Added to this is a plot that lurches about from scene to scene, propping itself up with intellectual language to present a veneer of respectability, like a drunken uncle leaning against a bookshelf for support. There is not enough momentum, no impulsion to turn the page or to curl up for hours losing track of all time. And when your book runs to over a thousand pages that’s kind of a necessary requirement.
So maybe it’s not a literary masterpiece. But isn’t it intended as an embodiment of Rand’s concept of objectivism and therefore treatable as a philosophical text? Here it fails too. Its greatest failing is its excessive use of rhetoric and straw man arguments, which strip and dehumanize opposing viewpoints. Coupled with it are the absurdist behaviors of all the characters, the wild mood swings, the pathological obsessions that manifest themselves as mission-statement-like soliloquies.
Even knowing that the book is meant to be an expression of Rand’s idealized worldview does not give it any redemption. In fact, by its absurdity it hurts the argument it tries to make in defense of its philosophy. It is so unrealistic that reduction to practice is not possible. Even looking at it from the perspective of a free-market oriented individual I found the ideas extreme and impractical with respect to the realities of a global marketplace.
And if instead we want to frame it as a political text it’s far too long. A thousand pages of vanishingly small font is no way to present something with the intent of provoking societal change. For all the manifold faults of Communism, at least Marx's manifesto kept it pithy.
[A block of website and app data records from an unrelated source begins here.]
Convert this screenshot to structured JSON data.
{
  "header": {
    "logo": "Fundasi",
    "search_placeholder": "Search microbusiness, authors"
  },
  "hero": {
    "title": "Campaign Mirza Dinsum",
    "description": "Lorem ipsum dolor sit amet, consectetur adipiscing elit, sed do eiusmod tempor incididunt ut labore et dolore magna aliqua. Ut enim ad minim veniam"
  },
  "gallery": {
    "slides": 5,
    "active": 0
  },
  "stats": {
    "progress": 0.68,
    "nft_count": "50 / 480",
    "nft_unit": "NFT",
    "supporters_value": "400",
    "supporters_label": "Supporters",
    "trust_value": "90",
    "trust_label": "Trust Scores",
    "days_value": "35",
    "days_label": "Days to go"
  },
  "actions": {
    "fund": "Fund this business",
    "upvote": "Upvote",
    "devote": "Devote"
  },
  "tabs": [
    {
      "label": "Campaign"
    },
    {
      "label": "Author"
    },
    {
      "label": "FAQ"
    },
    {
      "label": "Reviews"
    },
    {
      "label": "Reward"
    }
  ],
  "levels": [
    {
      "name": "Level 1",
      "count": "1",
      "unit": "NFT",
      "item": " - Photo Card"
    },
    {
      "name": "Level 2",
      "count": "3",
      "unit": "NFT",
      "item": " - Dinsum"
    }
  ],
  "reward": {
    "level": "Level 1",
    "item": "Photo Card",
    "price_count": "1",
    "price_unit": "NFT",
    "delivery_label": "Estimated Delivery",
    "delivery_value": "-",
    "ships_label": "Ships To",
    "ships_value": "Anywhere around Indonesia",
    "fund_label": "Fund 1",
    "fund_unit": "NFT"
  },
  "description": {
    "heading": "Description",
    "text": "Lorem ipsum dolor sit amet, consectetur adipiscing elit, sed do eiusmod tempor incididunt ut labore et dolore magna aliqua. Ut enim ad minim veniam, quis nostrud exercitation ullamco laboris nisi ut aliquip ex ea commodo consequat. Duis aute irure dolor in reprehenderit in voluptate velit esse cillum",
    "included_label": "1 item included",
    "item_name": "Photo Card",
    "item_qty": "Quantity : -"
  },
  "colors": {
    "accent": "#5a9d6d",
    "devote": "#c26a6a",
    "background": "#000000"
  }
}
So, despite all attempts to persevere and extract some redeeming quality, I grew ever more frustrated, and with a third of the novel read, I was left no choice but to stop.
Reading a few critiques and plot summaries didn’t seem to indicate that the book got any better either. It did however lead to reading some funny quotes, indicating that my own aversion to the work was not unique. A particular favorite was from John Rogers:
“There are two novels that can change a bookish fourteen-year-old's life: The Lord of the Rings and Atlas Shrugged. One is a childish fantasy that often engenders a lifelong obsession with its unbelievable heroes, leading to an emotionally stunted, socially crippled adulthood, unable to deal with the real world. The other, of course, involves orcs.”
And having read Tolkien (and endured that seemingly endless and mind-numbing sequence with Tom Bombadil in the Fellowship of the Ring) that’s saying something.
In summary, if I wanted a dystopian novel that lambasted excessive government interference upon the liberties of the individual, I’d read Orwell ("Animal Farm" or "Nineteen Eighty-Four", take your pick). If I wanted an idealized view of how a society could be run, I’d read Plato’s “Republic”. If I wanted epic, meandering tomes with absurd plots, I’d read Stephenson (any of them, really, but since this piece is about a right wing author, let’s choose “Reamde” on the basis of its ending).
So “Atlas Shrugged” has been returned to the library from where I borrowed it (which, being a subsidized government service to those who cannot buy books, has some poetic irony). In its place, I’m reading Thomas Pynchon’s “Bleeding Edge”, William Shakespeare’s play “The Two Gentlemen of Verona”, and “Creating a Data-Driven Organization” by Carl Anderson.
All of which, whilst each imperfect, are far more bearable.
Observations on music, coffee, and the occasional controversial thought.
Copyright © Gerard Atkinson 2013. Unauthorized use and/or duplication of this material without express and written permission from the owner is strictly prohibited.